- _App and web page records_
· · · · ·
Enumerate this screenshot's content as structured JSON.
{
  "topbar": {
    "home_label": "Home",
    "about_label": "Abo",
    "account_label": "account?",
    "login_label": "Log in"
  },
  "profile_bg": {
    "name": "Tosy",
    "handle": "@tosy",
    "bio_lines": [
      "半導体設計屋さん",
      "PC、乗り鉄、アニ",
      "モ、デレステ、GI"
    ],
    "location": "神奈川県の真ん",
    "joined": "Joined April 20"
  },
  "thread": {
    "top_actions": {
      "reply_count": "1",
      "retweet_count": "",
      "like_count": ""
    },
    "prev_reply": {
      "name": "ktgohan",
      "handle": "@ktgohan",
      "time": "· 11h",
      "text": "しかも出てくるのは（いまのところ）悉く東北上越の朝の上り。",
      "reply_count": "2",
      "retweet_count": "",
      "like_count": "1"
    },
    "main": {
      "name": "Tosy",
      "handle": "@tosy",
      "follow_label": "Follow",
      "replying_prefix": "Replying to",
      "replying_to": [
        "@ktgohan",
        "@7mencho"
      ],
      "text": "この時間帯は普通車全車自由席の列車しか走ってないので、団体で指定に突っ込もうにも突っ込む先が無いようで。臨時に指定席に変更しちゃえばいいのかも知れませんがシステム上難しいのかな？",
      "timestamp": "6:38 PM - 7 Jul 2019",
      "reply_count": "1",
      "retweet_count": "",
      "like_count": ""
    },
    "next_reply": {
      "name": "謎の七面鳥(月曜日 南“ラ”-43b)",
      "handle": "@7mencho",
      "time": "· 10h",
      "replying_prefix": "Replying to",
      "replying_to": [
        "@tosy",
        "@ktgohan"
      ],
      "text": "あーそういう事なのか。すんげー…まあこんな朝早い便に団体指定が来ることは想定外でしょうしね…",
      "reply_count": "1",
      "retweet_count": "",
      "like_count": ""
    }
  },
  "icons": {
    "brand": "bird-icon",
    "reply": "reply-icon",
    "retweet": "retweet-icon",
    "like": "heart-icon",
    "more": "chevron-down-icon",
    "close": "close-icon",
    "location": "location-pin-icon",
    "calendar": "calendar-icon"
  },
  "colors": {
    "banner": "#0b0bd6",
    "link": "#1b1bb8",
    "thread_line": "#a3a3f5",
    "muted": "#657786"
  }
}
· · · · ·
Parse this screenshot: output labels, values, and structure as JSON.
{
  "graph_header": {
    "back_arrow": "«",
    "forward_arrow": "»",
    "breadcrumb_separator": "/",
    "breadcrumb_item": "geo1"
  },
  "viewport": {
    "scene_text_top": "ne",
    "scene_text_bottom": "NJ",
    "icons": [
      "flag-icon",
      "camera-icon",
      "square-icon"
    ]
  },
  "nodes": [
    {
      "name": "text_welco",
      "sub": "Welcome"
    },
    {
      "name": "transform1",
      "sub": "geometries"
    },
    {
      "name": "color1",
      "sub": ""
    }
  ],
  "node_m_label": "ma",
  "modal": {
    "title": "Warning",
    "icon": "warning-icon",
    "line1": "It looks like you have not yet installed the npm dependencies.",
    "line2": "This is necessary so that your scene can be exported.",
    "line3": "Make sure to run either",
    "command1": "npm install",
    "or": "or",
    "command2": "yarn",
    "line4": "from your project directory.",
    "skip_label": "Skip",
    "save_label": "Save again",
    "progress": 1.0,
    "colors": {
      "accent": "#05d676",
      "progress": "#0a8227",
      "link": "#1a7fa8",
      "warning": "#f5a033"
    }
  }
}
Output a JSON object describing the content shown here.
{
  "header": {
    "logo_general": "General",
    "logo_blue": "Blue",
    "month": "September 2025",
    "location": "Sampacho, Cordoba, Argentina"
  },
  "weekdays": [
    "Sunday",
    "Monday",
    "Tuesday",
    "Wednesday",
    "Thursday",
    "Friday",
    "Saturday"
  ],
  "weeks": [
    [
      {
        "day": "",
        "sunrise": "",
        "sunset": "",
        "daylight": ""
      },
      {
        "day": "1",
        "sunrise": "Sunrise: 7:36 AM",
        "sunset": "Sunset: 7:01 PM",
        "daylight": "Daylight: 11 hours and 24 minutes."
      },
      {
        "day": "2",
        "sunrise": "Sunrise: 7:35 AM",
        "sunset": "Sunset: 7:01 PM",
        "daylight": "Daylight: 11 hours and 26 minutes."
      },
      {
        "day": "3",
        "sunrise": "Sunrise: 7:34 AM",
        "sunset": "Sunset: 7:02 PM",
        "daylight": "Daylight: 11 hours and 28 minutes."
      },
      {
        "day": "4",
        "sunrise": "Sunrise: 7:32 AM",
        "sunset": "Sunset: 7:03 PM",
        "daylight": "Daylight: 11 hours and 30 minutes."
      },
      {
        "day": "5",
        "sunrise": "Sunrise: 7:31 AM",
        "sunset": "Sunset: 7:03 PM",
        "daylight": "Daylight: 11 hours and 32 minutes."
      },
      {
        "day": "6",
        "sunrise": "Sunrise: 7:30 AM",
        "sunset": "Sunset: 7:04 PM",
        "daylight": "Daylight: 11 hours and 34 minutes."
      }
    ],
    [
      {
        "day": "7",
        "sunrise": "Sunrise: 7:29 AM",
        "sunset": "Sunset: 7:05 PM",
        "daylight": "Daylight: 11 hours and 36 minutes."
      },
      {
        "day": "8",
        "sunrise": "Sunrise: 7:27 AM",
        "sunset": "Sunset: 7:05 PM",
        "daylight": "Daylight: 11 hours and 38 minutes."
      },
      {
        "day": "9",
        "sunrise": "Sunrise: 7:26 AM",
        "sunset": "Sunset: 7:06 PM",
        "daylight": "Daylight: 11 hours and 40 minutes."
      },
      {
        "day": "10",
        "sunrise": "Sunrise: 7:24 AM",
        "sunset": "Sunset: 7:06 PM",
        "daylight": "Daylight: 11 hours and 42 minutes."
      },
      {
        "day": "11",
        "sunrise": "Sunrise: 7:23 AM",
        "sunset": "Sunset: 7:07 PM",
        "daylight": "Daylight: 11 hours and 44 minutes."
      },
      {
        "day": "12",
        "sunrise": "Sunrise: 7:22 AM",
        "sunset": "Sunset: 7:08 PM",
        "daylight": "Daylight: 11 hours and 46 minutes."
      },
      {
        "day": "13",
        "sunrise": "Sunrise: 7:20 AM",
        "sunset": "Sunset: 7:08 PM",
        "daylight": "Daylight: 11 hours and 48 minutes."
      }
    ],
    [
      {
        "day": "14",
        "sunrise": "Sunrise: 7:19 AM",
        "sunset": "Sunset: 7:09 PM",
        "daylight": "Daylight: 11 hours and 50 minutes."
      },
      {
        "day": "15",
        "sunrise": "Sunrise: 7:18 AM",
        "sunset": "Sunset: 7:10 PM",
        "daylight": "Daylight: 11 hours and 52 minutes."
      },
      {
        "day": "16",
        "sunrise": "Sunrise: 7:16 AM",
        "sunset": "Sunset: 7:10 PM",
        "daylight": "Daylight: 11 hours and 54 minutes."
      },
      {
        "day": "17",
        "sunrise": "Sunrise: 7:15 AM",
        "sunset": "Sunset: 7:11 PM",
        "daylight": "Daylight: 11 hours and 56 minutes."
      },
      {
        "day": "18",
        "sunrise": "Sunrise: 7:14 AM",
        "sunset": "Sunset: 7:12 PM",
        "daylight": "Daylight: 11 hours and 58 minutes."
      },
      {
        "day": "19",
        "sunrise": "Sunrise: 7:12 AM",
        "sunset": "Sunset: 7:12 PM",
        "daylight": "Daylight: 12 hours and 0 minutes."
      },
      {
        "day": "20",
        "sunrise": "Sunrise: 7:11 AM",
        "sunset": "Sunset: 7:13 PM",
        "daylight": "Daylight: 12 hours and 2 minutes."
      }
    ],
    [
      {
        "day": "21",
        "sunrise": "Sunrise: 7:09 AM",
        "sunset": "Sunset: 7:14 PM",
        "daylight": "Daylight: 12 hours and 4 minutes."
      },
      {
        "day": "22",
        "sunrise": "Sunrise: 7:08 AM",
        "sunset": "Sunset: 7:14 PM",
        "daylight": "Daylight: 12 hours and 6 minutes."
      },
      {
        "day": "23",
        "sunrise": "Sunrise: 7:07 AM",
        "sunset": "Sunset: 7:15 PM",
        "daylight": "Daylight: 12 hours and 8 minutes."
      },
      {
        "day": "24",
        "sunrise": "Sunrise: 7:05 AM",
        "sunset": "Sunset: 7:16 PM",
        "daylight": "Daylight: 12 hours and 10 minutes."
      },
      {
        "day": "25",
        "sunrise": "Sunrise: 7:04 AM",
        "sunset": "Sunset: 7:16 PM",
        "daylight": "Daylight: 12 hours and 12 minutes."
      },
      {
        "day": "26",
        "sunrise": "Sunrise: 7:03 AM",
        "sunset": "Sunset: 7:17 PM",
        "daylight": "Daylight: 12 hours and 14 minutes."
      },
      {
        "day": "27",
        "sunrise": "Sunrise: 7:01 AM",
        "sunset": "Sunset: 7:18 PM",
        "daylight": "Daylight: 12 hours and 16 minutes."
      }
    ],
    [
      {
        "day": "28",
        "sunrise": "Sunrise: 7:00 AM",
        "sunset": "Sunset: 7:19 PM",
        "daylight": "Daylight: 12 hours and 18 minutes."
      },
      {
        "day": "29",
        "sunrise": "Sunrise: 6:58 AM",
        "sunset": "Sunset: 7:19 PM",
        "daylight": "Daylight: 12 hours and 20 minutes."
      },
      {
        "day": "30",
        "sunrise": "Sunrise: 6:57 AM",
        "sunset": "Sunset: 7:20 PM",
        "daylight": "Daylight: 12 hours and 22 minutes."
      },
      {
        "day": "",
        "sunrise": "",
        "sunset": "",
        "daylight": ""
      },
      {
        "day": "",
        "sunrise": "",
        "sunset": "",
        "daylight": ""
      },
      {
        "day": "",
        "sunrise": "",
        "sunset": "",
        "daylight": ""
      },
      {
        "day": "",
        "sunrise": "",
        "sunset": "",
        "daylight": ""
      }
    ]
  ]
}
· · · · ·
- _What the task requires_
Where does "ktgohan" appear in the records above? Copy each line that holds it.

- _Finished task_
      "name": "ktgohan",
      "handle": "@ktgohan",
        "@ktgohan",
        "@ktgohan"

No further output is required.